—an eighteenth-century style in France characterized by organic forms, ornate extravagance, and whimsy
—an intellectual movement in eighteenth-century Europe that argued for science, reason, and individualism.
—revival of a classical style (in art or literature or architecture or music) but from a new perspective or with a new motivation
The Grand Tour
—a trip for the cultured and wealthy to study Classical and Renaissance artworks and culture found mostly in Italy
—an official exhibition of French painting, first held in 1667
—19th-century artistic movement that appealed to emotion rather than reason,
The French Revolution

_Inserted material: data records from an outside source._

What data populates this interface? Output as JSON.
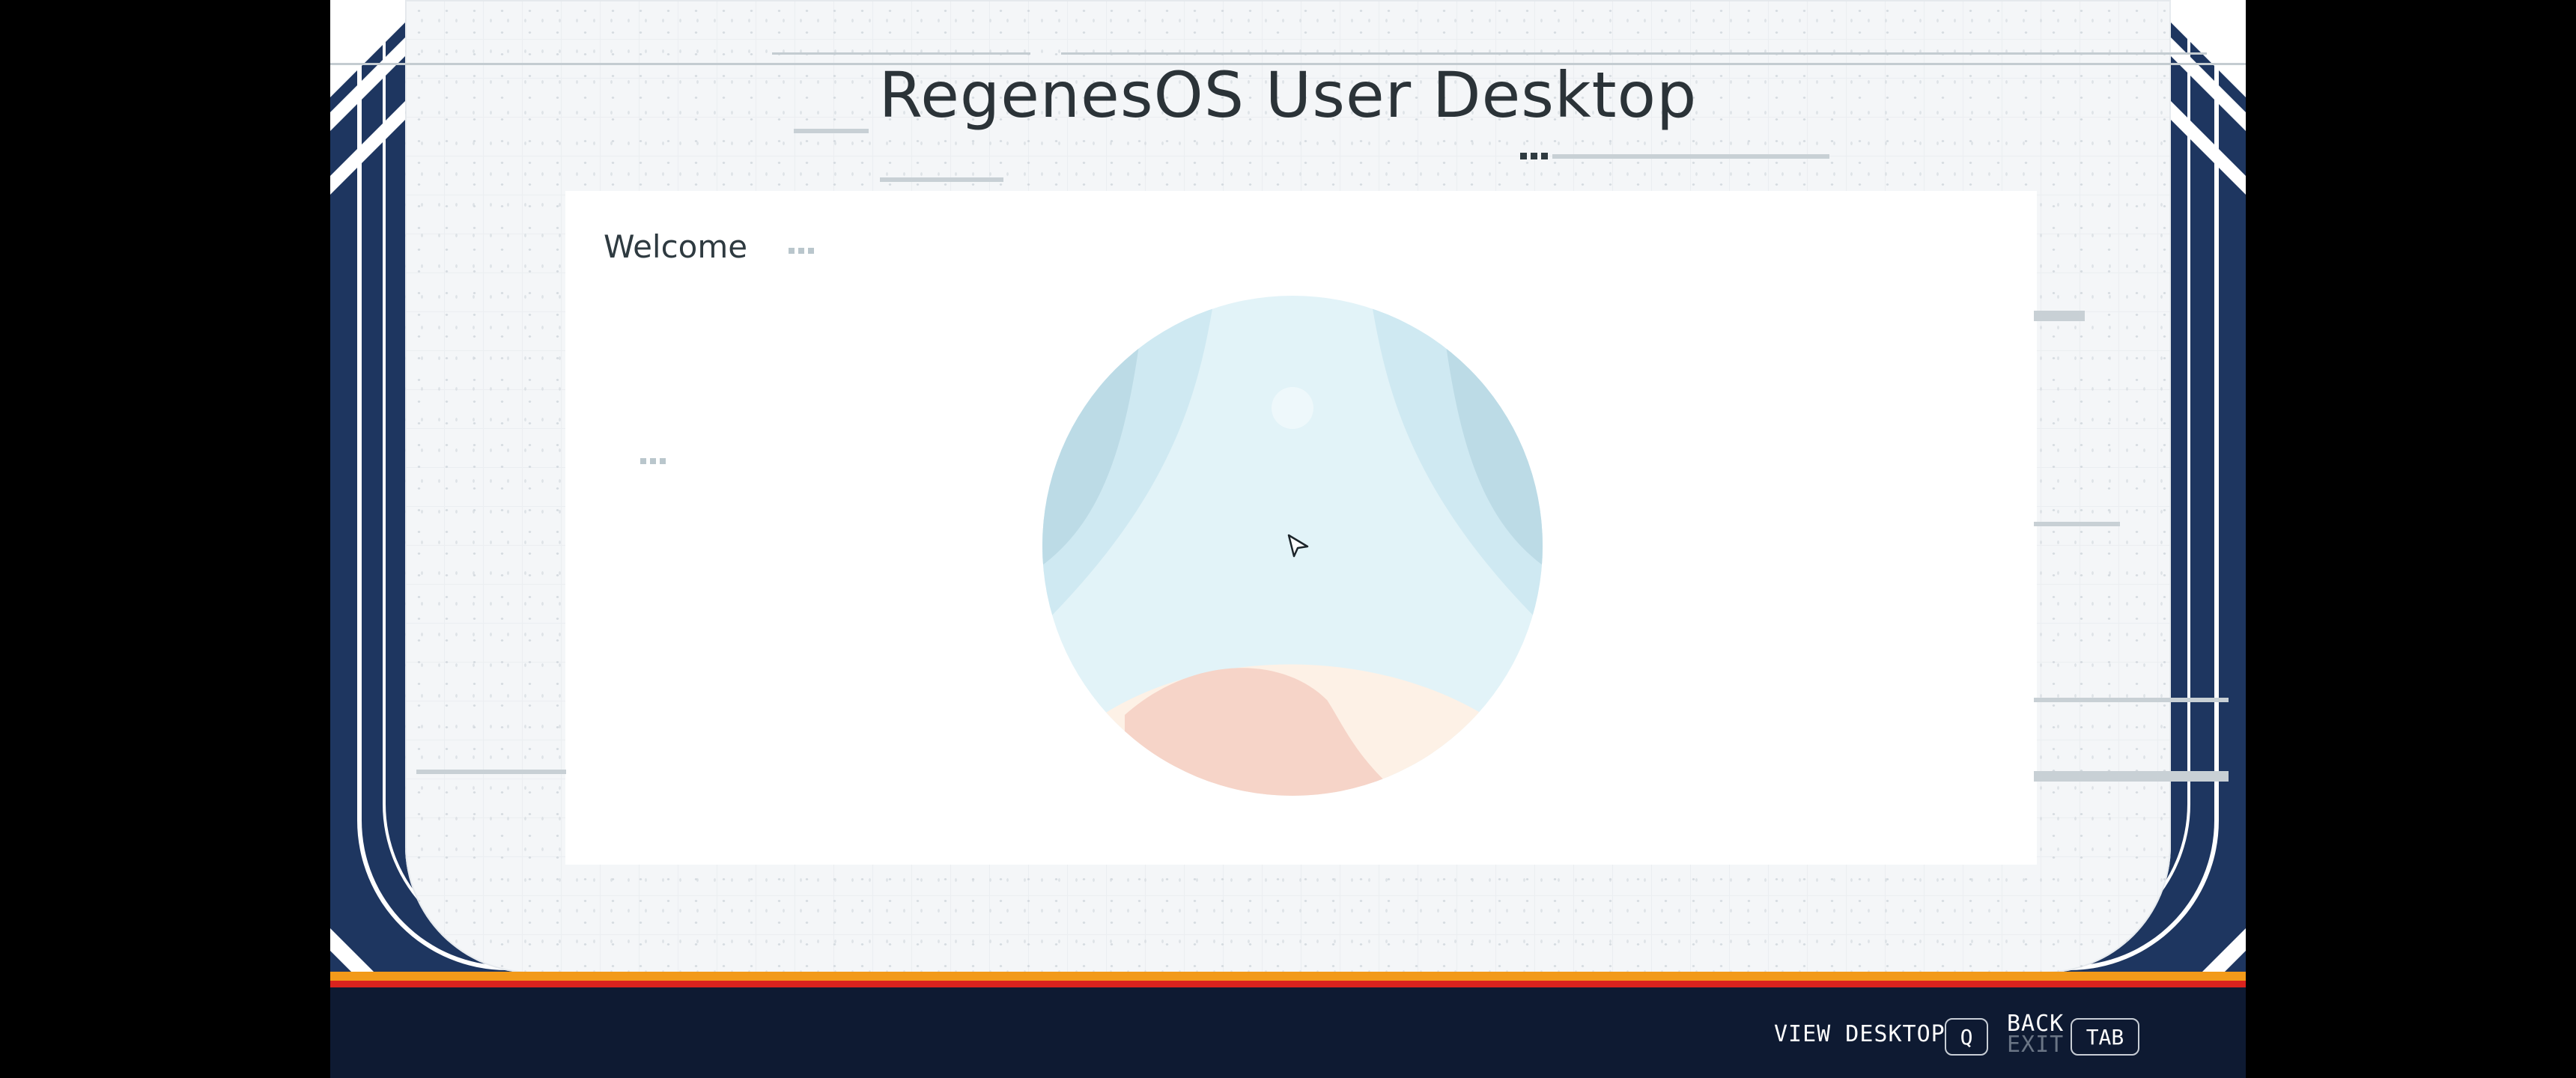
{
  "screen": {
    "title": "RegenesOS User Desktop",
    "welcome_label": "Welcome"
  },
  "footer": {
    "view_desktop_label": "VIEW DESKTOP",
    "view_desktop_key": "Q",
    "back_label": "BACK",
    "exit_label": "EXIT",
    "back_key": "TAB"
  },
  "colors": {
    "frame_navy": "#1e3660",
    "screen_bg": "#f4f6f8",
    "title_text": "#2b3338",
    "stripe_orange": "#f29a1a",
    "stripe_red": "#d9231e",
    "bottom_bar": "#0e1a32"
  },
  "icons": {
    "emblem": "regenesos-logo-icon",
    "pointer": "mouse-cursor-icon"
  }
}
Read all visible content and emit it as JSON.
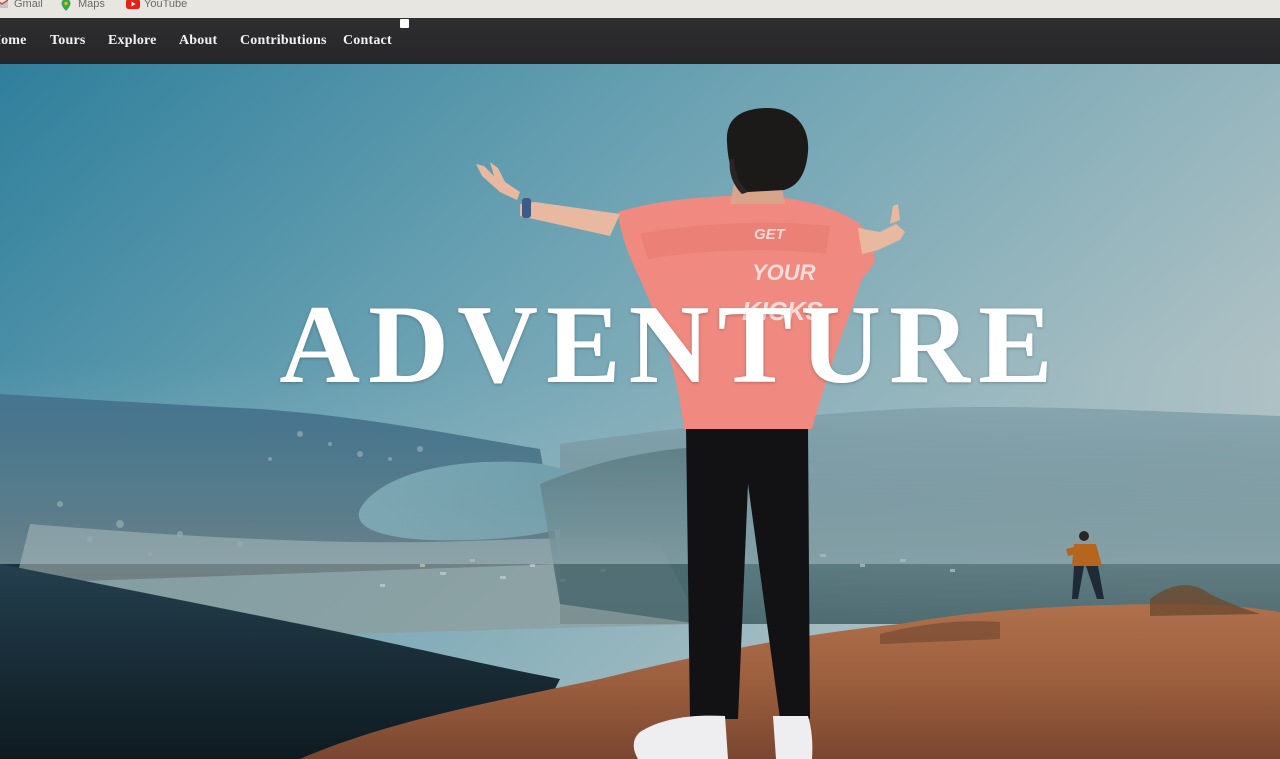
{
  "bookmarks": [
    {
      "label": "Gmail",
      "icon": "gmail-icon"
    },
    {
      "label": "Maps",
      "icon": "maps-pin-icon"
    },
    {
      "label": "YouTube",
      "icon": "youtube-icon"
    }
  ],
  "nav": {
    "home": "Home",
    "tours": "Tours",
    "explore": "Explore",
    "about": "About",
    "contributions": "Contributions",
    "contact": "Contact"
  },
  "hero": {
    "title": "ADVENTURE",
    "shirt_text": [
      "GET",
      "YOUR",
      "KICKS"
    ]
  },
  "colors": {
    "navbar_bg": "#2a2a2c",
    "nav_text": "#f2f2f2",
    "title_text": "#ffffff",
    "shirt": "#f08a80"
  }
}
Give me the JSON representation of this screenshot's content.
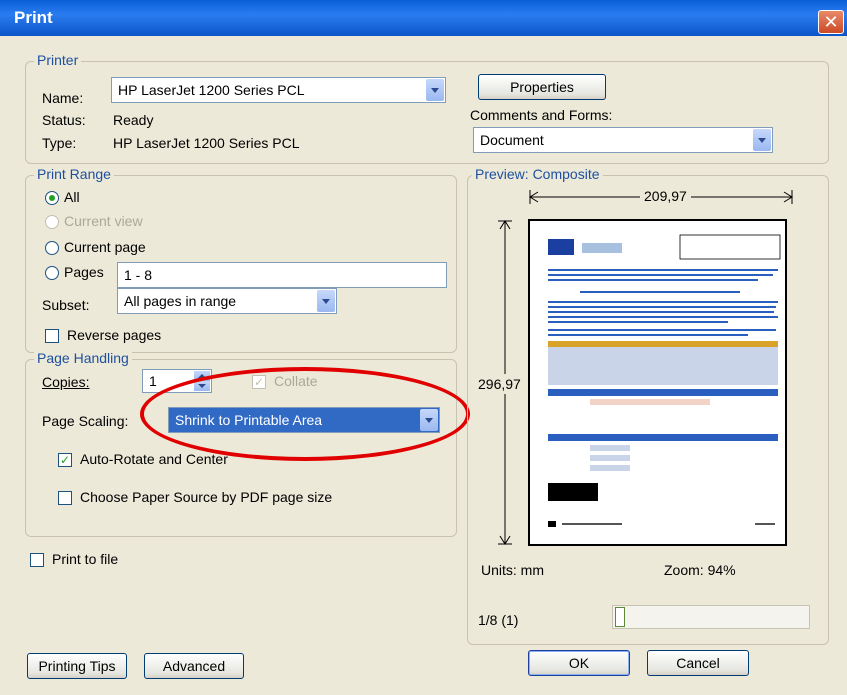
{
  "window": {
    "title": "Print",
    "close_glyph": "✕"
  },
  "printer": {
    "group_label": "Printer",
    "name_label": "Name:",
    "name_value": "HP LaserJet 1200 Series PCL",
    "status_label": "Status:",
    "status_value": "Ready",
    "type_label": "Type:",
    "type_value": "HP LaserJet 1200 Series PCL",
    "properties_button": "Properties",
    "comments_label": "Comments and Forms:",
    "comments_value": "Document"
  },
  "print_range": {
    "group_label": "Print Range",
    "all": "All",
    "current_view": "Current view",
    "current_page": "Current page",
    "pages": "Pages",
    "pages_value": "1 - 8",
    "subset_label": "Subset:",
    "subset_value": "All pages in range",
    "reverse_pages": "Reverse pages"
  },
  "page_handling": {
    "group_label": "Page Handling",
    "copies_label": "Copies:",
    "copies_value": "1",
    "collate": "Collate",
    "scaling_label": "Page Scaling:",
    "scaling_value": "Shrink to Printable Area",
    "auto_rotate": "Auto-Rotate and Center",
    "choose_paper": "Choose Paper Source by PDF page size"
  },
  "print_to_file": "Print to file",
  "preview": {
    "group_label": "Preview: Composite",
    "width": "209,97",
    "height": "296,97",
    "units": "Units: mm",
    "zoom": "Zoom:  94%",
    "page_counter": "1/8 (1)"
  },
  "buttons": {
    "printing_tips": "Printing Tips",
    "advanced": "Advanced",
    "ok": "OK",
    "cancel": "Cancel"
  },
  "colors": {
    "title_bar": "#0a5fd8",
    "highlight": "#316ac5",
    "annotation": "#e00000"
  }
}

—The revolution that began in 1789, overthrew the absolute monarchy of the Bourbons and the system of aristocratic privileges, and ended with Napoleon’s overthrow of the Directory and seizure of power in 1799.
—the process by which cultures adopt customs and knowledge from other cultures and use them for their own benefit